■ What this task involves
How many lines below include the string "JSON"? State the number alone.

[Interface dataset entries]

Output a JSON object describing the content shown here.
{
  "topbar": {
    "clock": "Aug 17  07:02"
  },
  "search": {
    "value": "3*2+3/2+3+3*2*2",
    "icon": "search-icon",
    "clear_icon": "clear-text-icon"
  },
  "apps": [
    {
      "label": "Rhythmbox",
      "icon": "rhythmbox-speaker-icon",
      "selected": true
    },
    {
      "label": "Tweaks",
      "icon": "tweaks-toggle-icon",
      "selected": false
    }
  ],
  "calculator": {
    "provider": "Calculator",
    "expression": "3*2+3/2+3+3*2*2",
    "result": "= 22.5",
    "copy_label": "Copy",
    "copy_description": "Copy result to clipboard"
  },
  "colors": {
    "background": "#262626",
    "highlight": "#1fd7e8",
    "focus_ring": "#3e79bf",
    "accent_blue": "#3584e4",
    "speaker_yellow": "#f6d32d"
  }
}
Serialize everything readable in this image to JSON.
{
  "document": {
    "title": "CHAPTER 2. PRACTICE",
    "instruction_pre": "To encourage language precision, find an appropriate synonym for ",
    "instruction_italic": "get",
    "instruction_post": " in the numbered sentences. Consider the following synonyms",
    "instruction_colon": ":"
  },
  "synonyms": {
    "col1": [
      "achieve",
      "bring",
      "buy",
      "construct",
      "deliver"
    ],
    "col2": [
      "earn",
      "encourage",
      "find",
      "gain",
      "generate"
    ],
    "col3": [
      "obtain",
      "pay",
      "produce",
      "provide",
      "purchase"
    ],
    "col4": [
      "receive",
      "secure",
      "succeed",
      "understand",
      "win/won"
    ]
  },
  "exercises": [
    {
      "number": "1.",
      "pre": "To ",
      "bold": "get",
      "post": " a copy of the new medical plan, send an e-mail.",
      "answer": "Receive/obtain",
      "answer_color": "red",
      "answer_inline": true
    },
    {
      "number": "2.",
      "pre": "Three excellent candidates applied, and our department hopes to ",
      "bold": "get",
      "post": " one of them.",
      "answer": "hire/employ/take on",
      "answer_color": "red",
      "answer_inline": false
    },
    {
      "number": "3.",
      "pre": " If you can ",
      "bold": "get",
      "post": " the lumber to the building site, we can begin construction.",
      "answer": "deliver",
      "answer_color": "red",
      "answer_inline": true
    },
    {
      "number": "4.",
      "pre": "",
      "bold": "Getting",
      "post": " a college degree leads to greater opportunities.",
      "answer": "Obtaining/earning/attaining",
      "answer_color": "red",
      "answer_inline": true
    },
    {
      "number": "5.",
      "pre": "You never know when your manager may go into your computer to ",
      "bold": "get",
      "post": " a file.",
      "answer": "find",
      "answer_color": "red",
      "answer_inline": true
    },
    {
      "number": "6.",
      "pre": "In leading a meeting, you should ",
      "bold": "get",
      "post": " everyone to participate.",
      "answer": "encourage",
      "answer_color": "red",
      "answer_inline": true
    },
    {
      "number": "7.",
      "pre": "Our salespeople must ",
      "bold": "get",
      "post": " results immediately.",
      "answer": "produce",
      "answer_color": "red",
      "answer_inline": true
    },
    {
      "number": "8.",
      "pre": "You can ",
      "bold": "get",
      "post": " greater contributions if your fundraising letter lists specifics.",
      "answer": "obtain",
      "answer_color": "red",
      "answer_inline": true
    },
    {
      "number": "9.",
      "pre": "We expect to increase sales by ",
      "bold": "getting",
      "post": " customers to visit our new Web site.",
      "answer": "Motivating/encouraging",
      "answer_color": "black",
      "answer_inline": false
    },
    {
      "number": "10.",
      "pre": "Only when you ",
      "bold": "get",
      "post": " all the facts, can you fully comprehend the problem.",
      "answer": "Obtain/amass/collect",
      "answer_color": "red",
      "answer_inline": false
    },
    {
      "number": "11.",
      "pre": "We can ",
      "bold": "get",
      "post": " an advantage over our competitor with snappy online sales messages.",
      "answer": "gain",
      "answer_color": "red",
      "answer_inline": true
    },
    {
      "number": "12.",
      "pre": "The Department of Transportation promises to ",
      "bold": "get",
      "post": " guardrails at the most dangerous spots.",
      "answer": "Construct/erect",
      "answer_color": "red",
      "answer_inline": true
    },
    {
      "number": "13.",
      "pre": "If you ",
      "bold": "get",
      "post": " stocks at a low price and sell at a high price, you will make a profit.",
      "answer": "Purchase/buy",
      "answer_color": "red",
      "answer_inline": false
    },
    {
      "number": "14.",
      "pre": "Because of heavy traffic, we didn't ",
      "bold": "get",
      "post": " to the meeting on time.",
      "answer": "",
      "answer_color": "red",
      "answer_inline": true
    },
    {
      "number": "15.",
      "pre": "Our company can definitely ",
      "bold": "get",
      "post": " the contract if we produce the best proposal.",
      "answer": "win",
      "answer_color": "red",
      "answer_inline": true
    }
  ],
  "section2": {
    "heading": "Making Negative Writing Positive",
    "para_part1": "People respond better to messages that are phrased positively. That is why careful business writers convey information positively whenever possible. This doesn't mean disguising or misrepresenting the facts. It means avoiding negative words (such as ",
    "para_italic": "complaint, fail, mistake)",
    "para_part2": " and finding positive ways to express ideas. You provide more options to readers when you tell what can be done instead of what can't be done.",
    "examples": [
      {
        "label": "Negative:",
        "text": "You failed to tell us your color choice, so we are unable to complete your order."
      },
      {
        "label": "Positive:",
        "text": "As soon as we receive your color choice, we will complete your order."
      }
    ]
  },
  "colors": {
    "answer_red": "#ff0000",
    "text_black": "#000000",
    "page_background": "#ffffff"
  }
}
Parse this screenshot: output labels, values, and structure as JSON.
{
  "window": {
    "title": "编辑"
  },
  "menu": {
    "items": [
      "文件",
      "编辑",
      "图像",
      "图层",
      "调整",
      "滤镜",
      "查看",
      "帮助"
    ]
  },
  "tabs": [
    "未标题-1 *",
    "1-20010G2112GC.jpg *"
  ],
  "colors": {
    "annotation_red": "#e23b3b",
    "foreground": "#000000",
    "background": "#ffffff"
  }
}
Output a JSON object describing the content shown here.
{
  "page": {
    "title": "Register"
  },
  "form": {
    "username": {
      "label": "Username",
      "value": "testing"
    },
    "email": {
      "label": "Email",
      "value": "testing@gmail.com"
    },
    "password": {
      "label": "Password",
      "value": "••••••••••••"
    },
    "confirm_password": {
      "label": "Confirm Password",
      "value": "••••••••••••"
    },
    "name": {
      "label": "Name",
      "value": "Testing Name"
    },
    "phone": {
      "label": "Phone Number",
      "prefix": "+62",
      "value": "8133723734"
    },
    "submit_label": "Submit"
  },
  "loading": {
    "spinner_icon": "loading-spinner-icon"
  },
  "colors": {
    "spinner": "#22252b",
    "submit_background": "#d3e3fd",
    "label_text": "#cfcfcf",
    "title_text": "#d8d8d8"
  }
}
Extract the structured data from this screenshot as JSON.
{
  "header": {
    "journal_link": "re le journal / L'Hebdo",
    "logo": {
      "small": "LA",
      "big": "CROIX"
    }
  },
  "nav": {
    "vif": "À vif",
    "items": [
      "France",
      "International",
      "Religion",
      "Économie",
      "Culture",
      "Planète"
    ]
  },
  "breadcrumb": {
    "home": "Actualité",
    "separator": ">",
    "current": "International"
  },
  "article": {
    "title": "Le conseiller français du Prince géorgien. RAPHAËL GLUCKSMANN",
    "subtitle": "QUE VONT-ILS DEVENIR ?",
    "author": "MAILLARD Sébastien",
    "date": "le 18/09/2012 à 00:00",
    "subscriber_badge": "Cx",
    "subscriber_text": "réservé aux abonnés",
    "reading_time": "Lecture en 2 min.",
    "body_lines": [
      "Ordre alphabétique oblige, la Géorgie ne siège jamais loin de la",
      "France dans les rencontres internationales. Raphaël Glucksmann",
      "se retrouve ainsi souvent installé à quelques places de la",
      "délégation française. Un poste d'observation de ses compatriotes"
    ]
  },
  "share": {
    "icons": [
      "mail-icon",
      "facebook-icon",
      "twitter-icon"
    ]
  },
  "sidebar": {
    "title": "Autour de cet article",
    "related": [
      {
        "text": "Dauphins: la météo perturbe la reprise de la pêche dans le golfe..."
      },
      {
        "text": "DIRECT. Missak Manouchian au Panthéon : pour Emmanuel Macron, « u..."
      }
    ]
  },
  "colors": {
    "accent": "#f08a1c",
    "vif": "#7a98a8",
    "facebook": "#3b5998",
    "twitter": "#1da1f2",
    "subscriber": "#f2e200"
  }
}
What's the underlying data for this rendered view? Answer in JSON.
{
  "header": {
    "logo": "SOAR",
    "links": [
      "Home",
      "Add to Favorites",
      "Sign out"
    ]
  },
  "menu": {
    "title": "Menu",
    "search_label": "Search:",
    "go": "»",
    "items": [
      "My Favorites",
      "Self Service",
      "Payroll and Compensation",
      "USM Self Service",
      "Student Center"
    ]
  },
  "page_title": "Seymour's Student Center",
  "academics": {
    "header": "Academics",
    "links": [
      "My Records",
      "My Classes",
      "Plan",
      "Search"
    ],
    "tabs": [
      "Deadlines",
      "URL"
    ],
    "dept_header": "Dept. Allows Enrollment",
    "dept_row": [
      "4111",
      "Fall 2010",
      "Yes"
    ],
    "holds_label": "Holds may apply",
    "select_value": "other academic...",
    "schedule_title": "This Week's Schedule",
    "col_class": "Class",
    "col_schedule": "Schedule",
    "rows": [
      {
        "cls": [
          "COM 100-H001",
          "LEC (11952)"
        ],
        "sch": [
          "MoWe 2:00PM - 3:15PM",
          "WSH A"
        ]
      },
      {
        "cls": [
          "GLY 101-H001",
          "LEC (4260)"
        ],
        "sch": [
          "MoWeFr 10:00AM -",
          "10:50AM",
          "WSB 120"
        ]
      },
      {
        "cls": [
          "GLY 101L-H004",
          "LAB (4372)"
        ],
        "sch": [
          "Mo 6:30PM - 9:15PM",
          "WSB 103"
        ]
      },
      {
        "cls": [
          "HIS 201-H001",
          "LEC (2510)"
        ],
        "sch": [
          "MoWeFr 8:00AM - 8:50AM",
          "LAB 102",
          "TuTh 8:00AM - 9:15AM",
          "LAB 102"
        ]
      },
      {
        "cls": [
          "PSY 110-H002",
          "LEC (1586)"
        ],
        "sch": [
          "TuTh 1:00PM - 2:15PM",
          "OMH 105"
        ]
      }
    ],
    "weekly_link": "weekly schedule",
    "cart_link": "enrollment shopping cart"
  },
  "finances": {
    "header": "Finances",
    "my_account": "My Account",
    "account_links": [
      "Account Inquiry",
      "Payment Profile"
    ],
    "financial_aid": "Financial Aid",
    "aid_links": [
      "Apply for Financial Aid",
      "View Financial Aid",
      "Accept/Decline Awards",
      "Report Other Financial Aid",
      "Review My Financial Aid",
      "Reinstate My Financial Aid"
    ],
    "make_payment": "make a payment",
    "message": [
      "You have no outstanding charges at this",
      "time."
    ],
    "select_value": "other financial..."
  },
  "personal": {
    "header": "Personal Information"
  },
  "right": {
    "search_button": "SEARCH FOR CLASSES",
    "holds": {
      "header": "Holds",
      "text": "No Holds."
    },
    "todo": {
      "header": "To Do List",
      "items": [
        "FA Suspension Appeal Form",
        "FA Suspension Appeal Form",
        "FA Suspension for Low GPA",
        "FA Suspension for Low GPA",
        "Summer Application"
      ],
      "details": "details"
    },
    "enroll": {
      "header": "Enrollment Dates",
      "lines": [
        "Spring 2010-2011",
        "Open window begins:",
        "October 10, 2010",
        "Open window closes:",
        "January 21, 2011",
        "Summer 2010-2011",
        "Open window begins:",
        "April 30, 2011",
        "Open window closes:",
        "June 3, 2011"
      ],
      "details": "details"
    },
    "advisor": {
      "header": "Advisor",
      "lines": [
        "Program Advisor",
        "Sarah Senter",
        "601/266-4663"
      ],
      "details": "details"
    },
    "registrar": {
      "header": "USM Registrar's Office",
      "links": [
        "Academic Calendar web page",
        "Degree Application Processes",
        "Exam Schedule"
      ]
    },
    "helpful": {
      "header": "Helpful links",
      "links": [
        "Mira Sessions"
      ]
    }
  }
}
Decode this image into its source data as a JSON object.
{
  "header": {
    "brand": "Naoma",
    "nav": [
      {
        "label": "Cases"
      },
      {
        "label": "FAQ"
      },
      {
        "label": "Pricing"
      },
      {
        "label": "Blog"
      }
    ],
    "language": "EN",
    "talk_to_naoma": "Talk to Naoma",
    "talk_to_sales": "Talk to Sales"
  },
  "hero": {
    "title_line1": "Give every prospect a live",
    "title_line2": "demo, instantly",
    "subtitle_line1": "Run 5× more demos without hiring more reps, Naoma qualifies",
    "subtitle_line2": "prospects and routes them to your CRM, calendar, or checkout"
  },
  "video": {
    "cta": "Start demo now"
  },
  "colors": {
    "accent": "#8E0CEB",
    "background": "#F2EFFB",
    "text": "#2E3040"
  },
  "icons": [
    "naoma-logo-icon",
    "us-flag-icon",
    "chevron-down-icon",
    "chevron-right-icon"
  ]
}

■ Reply
7